_Task objective_: All of the records must be repeated exactly as they read.

_Exercise data_:

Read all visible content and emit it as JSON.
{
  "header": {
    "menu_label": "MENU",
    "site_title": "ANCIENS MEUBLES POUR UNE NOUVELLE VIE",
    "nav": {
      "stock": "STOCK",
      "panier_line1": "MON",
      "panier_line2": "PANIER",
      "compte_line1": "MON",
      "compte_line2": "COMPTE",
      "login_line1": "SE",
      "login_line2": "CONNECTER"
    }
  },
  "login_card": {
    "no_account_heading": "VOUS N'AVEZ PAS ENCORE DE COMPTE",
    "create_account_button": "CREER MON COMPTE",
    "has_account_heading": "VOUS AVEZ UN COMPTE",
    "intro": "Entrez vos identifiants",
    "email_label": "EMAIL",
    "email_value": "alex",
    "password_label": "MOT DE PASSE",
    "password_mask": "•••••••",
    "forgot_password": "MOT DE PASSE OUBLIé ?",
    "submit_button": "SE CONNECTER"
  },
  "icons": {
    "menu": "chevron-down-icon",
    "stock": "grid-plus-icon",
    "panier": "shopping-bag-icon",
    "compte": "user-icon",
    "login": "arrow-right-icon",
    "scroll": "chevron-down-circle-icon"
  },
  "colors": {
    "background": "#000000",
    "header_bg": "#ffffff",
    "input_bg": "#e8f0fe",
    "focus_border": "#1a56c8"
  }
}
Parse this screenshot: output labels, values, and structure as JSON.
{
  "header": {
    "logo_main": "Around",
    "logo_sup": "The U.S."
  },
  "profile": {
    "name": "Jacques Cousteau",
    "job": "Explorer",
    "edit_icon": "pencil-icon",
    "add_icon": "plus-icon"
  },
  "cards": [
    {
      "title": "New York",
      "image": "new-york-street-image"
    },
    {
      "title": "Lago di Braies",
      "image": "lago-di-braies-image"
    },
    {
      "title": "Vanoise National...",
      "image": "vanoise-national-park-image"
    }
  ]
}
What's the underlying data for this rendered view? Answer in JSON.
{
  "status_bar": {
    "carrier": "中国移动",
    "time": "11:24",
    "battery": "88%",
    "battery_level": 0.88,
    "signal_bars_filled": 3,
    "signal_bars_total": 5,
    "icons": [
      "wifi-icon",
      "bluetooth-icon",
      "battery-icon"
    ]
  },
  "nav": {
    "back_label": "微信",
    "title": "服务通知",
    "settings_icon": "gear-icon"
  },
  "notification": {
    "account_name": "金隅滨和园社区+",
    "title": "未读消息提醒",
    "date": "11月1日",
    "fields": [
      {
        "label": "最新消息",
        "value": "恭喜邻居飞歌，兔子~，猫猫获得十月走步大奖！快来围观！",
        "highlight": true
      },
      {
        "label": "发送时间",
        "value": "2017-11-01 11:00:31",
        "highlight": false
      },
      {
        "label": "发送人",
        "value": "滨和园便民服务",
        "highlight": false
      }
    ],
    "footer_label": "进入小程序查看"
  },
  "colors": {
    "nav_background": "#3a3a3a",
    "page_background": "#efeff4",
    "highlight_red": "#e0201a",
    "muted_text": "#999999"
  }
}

_Response_:
Read all visible content and emit it as JSON.
{
  "header": {
    "menu_label": "MENU",
    "site_title": "ANCIENS MEUBLES POUR UNE NOUVELLE VIE",
    "nav": {
      "stock": "STOCK",
      "panier_line1": "MON",
      "panier_line2": "PANIER",
      "compte_line1": "MON",
      "compte_line2": "COMPTE",
      "login_line1": "SE",
      "login_line2": "CONNECTER"
    }
  },
  "login_card": {
    "no_account_heading": "VOUS N'AVEZ PAS ENCORE DE COMPTE",
    "create_account_button": "CREER MON COMPTE",
    "has_account_heading": "VOUS AVEZ UN COMPTE",
    "intro": "Entrez vos identifiants",
    "email_label": "EMAIL",
    "email_value": "alex",
    "password_label": "MOT DE PASSE",
    "password_mask": "•••••••",
    "forgot_password": "MOT DE PASSE OUBLIé ?",
    "submit_button": "SE CONNECTER"
  },
  "icons": {
    "menu": "chevron-down-icon",
    "stock": "grid-plus-icon",
    "panier": "shopping-bag-icon",
    "compte": "user-icon",
    "login": "arrow-right-icon",
    "scroll": "chevron-down-circle-icon"
  },
  "colors": {
    "background": "#000000",
    "header_bg": "#ffffff",
    "input_bg": "#e8f0fe",
    "focus_border": "#1a56c8"
  }
}
Parse this screenshot: output labels, values, and structure as JSON.
{
  "header": {
    "logo_main": "Around",
    "logo_sup": "The U.S."
  },
  "profile": {
    "name": "Jacques Cousteau",
    "job": "Explorer",
    "edit_icon": "pencil-icon",
    "add_icon": "plus-icon"
  },
  "cards": [
    {
      "title": "New York",
      "image": "new-york-street-image"
    },
    {
      "title": "Lago di Braies",
      "image": "lago-di-braies-image"
    },
    {
      "title": "Vanoise National...",
      "image": "vanoise-national-park-image"
    }
  ]
}
What's the underlying data for this rendered view? Answer in JSON.
{
  "status_bar": {
    "carrier": "中国移动",
    "time": "11:24",
    "battery": "88%",
    "battery_level": 0.88,
    "signal_bars_filled": 3,
    "signal_bars_total": 5,
    "icons": [
      "wifi-icon",
      "bluetooth-icon",
      "battery-icon"
    ]
  },
  "nav": {
    "back_label": "微信",
    "title": "服务通知",
    "settings_icon": "gear-icon"
  },
  "notification": {
    "account_name": "金隅滨和园社区+",
    "title": "未读消息提醒",
    "date": "11月1日",
    "fields": [
      {
        "label": "最新消息",
        "value": "恭喜邻居飞歌，兔子~，猫猫获得十月走步大奖！快来围观！",
        "highlight": true
      },
      {
        "label": "发送时间",
        "value": "2017-11-01 11:00:31",
        "highlight": false
      },
      {
        "label": "发送人",
        "value": "滨和园便民服务",
        "highlight": false
      }
    ],
    "footer_label": "进入小程序查看"
  },
  "colors": {
    "nav_background": "#3a3a3a",
    "page_background": "#efeff4",
    "highlight_red": "#e0201a",
    "muted_text": "#999999"
  }
}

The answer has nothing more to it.